• Exercise details: Filter the records, keeping every line that has the string "screenshot".

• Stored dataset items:
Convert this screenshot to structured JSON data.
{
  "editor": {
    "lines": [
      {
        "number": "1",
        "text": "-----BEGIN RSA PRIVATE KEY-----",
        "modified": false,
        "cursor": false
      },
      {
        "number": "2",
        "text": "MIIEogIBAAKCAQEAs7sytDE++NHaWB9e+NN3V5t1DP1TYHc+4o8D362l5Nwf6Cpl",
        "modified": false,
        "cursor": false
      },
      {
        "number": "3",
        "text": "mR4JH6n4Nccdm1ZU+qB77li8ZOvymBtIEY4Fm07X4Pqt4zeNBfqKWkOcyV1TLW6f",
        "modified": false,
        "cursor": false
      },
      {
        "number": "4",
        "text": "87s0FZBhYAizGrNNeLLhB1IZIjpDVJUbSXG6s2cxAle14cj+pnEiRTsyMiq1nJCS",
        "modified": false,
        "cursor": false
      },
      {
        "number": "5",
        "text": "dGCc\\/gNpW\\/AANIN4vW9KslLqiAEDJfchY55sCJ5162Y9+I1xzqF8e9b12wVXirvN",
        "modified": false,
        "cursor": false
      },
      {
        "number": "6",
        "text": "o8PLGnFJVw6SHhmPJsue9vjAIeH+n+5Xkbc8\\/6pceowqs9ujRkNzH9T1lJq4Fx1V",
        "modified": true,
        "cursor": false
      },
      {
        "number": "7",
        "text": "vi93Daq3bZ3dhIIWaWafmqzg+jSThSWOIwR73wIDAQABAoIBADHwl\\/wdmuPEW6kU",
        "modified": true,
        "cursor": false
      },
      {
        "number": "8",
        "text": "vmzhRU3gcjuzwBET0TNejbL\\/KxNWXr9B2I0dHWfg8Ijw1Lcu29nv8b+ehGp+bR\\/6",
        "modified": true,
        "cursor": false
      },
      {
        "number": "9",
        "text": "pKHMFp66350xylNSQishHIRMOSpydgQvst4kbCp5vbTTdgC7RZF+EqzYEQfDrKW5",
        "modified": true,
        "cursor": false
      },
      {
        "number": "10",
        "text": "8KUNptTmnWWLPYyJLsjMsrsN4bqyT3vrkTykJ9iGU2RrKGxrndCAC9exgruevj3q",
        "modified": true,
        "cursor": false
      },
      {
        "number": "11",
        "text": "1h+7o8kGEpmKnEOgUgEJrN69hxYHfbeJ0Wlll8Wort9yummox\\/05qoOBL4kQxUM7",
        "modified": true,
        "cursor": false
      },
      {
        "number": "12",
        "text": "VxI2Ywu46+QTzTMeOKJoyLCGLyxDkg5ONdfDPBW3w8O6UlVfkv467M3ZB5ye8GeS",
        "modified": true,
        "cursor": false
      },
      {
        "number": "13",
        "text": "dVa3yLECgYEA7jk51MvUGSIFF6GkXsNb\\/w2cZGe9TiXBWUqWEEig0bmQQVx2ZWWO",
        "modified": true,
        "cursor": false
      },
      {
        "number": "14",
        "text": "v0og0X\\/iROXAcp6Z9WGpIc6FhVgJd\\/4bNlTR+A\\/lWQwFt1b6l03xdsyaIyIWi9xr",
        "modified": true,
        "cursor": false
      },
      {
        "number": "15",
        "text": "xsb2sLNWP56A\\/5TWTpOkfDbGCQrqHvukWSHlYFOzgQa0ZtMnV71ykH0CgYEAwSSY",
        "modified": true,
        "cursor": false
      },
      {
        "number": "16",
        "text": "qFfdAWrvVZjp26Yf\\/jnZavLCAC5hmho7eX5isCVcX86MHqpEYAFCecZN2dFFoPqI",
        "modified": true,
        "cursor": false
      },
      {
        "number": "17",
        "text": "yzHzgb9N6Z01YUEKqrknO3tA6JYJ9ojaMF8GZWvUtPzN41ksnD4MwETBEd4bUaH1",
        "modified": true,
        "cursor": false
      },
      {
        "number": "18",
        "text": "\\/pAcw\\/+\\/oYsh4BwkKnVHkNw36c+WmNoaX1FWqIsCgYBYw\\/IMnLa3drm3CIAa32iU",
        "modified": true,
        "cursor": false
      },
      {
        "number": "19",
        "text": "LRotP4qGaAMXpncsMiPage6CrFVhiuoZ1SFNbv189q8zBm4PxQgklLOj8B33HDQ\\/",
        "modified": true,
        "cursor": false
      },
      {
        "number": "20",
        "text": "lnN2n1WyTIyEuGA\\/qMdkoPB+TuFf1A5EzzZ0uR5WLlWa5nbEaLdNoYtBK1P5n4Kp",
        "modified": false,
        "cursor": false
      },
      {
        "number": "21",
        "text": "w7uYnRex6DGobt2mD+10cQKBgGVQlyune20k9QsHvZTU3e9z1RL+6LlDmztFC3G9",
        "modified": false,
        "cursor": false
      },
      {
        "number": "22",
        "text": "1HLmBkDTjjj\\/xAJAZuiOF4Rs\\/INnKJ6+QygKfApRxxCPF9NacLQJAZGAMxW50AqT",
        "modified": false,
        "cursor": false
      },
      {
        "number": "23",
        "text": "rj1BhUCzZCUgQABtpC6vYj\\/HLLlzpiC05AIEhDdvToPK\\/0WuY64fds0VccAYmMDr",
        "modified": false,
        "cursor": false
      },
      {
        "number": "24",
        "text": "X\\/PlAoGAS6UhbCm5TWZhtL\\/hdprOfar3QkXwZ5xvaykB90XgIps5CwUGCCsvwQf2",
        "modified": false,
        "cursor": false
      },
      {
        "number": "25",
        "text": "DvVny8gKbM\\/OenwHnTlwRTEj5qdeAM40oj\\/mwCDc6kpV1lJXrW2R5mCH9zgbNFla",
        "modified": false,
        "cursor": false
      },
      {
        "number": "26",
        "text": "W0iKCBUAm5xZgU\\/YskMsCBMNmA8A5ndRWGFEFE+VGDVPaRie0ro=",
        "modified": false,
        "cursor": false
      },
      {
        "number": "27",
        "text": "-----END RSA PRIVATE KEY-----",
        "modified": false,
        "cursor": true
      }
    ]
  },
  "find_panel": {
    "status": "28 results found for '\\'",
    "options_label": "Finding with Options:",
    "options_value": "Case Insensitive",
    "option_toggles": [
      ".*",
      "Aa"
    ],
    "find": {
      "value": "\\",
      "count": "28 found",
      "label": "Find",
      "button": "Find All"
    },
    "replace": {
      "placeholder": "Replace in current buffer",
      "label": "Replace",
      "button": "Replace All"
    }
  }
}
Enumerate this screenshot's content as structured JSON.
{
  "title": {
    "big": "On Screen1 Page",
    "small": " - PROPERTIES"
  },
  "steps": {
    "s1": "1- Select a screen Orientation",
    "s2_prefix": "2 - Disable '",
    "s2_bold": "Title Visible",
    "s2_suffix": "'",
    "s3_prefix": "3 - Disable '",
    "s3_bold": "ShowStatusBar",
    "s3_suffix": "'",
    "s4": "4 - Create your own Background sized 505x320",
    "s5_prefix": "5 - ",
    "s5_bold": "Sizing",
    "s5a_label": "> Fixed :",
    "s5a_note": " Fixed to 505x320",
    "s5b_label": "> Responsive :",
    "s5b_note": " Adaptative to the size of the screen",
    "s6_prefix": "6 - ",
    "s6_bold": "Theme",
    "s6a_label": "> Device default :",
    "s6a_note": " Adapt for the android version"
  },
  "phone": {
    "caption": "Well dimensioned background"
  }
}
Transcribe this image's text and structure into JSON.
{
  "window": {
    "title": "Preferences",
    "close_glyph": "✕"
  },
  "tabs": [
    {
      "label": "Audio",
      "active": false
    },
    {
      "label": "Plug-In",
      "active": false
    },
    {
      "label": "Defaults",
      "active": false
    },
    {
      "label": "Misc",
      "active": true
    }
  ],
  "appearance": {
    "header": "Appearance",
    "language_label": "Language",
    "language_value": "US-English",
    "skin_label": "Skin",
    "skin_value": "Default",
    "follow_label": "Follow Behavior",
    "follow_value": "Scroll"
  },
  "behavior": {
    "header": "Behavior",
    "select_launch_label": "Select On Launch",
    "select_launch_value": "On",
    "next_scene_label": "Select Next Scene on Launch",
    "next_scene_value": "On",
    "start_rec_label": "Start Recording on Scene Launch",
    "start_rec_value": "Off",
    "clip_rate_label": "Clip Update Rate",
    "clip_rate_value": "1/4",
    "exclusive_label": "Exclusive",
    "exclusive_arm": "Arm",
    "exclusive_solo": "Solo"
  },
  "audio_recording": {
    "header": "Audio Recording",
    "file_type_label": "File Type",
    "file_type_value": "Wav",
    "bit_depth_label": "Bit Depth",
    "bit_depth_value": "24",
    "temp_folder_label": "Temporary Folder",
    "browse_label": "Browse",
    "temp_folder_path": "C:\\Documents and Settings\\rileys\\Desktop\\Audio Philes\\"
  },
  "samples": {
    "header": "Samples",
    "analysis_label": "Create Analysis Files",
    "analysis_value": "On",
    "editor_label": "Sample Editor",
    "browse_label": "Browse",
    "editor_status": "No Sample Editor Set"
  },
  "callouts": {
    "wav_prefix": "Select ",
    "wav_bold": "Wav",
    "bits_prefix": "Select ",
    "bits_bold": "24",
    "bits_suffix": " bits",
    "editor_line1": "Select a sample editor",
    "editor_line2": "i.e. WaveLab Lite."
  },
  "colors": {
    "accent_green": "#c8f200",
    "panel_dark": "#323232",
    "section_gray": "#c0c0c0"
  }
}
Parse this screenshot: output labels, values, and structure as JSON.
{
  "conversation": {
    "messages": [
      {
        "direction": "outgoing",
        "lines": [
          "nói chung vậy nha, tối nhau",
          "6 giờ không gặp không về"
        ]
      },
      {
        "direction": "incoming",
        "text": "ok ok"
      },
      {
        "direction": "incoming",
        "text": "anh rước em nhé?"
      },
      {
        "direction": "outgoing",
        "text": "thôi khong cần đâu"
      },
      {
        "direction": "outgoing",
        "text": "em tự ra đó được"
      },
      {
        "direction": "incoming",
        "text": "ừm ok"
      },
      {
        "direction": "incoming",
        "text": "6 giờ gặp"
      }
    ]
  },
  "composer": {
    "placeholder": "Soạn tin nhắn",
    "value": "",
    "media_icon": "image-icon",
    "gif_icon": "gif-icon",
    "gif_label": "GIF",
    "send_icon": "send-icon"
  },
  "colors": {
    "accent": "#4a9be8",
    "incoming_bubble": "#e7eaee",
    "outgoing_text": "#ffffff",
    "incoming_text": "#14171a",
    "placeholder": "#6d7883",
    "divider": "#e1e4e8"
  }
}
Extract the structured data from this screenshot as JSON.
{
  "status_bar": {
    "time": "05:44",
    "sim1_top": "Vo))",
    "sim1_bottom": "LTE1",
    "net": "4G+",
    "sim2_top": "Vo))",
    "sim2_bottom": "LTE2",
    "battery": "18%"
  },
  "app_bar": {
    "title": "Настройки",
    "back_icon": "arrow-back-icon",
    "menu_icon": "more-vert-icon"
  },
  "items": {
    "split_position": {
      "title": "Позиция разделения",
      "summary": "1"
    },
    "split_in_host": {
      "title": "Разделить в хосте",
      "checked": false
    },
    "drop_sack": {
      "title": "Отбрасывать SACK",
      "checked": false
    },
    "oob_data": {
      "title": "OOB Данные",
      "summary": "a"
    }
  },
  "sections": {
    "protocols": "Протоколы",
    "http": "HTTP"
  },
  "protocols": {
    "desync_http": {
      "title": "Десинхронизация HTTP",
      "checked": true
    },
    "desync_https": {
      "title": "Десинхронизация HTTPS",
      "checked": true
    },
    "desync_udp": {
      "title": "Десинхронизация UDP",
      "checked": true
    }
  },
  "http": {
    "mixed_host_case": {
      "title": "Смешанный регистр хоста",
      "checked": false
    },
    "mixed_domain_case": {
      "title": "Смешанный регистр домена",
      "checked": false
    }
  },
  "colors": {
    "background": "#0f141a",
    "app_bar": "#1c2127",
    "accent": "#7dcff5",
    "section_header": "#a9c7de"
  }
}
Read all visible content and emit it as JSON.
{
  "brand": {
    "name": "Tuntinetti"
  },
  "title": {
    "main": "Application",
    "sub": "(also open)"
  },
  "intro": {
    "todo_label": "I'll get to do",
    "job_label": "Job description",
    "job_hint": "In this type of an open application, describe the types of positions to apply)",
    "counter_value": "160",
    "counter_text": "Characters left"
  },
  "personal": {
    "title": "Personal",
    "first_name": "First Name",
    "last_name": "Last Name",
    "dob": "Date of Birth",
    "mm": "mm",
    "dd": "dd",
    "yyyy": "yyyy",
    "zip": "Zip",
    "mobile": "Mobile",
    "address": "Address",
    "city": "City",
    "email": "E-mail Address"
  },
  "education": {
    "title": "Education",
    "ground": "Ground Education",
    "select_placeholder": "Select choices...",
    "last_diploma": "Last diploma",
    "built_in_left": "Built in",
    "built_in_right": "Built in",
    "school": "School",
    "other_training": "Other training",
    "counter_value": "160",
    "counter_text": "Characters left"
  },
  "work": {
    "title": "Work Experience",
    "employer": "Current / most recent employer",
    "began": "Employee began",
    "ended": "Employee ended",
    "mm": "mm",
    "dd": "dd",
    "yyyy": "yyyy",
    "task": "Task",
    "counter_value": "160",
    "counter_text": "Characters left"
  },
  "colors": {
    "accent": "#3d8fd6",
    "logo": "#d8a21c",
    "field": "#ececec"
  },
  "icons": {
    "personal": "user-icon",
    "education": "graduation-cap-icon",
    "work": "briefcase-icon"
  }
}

• Reply:
Convert this screenshot to structured JSON data.
Enumerate this screenshot's content as structured JSON.
Parse this screenshot: output labels, values, and structure as JSON.
Extract the structured data from this screenshot as JSON.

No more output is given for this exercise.